SOURCE RECORDS

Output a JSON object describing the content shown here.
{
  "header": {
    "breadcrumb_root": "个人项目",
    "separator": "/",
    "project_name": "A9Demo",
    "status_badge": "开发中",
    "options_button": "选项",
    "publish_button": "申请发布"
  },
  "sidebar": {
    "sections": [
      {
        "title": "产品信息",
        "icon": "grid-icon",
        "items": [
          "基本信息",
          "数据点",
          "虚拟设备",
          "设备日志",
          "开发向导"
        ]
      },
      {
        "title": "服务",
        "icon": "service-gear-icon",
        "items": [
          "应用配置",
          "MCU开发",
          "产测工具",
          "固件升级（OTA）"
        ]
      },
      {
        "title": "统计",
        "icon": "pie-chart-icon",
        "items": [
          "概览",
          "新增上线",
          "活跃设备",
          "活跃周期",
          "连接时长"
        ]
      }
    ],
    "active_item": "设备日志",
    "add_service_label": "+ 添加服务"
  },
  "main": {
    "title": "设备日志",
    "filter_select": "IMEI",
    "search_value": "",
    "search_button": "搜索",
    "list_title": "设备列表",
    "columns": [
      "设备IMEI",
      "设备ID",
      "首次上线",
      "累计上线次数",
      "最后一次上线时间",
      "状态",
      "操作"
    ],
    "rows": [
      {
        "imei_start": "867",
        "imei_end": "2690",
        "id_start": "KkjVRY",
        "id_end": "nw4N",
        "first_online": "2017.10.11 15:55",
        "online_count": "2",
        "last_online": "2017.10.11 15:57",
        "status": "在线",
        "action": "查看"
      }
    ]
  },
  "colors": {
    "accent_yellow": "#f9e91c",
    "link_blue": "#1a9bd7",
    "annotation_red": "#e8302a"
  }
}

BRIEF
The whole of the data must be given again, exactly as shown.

TASK ANSWER
Output a JSON object describing the content shown here.
{
  "header": {
    "breadcrumb_root": "个人项目",
    "separator": "/",
    "project_name": "A9Demo",
    "status_badge": "开发中",
    "options_button": "选项",
    "publish_button": "申请发布"
  },
  "sidebar": {
    "sections": [
      {
        "title": "产品信息",
        "icon": "grid-icon",
        "items": [
          "基本信息",
          "数据点",
          "虚拟设备",
          "设备日志",
          "开发向导"
        ]
      },
      {
        "title": "服务",
        "icon": "service-gear-icon",
        "items": [
          "应用配置",
          "MCU开发",
          "产测工具",
          "固件升级（OTA）"
        ]
      },
      {
        "title": "统计",
        "icon": "pie-chart-icon",
        "items": [
          "概览",
          "新增上线",
          "活跃设备",
          "活跃周期",
          "连接时长"
        ]
      }
    ],
    "active_item": "设备日志",
    "add_service_label": "+ 添加服务"
  },
  "main": {
    "title": "设备日志",
    "filter_select": "IMEI",
    "search_value": "",
    "search_button": "搜索",
    "list_title": "设备列表",
    "columns": [
      "设备IMEI",
      "设备ID",
      "首次上线",
      "累计上线次数",
      "最后一次上线时间",
      "状态",
      "操作"
    ],
    "rows": [
      {
        "imei_start": "867",
        "imei_end": "2690",
        "id_start": "KkjVRY",
        "id_end": "nw4N",
        "first_online": "2017.10.11 15:55",
        "online_count": "2",
        "last_online": "2017.10.11 15:57",
        "status": "在线",
        "action": "查看"
      }
    ]
  },
  "colors": {
    "accent_yellow": "#f9e91c",
    "link_blue": "#1a9bd7",
    "annotation_red": "#e8302a"
  }
}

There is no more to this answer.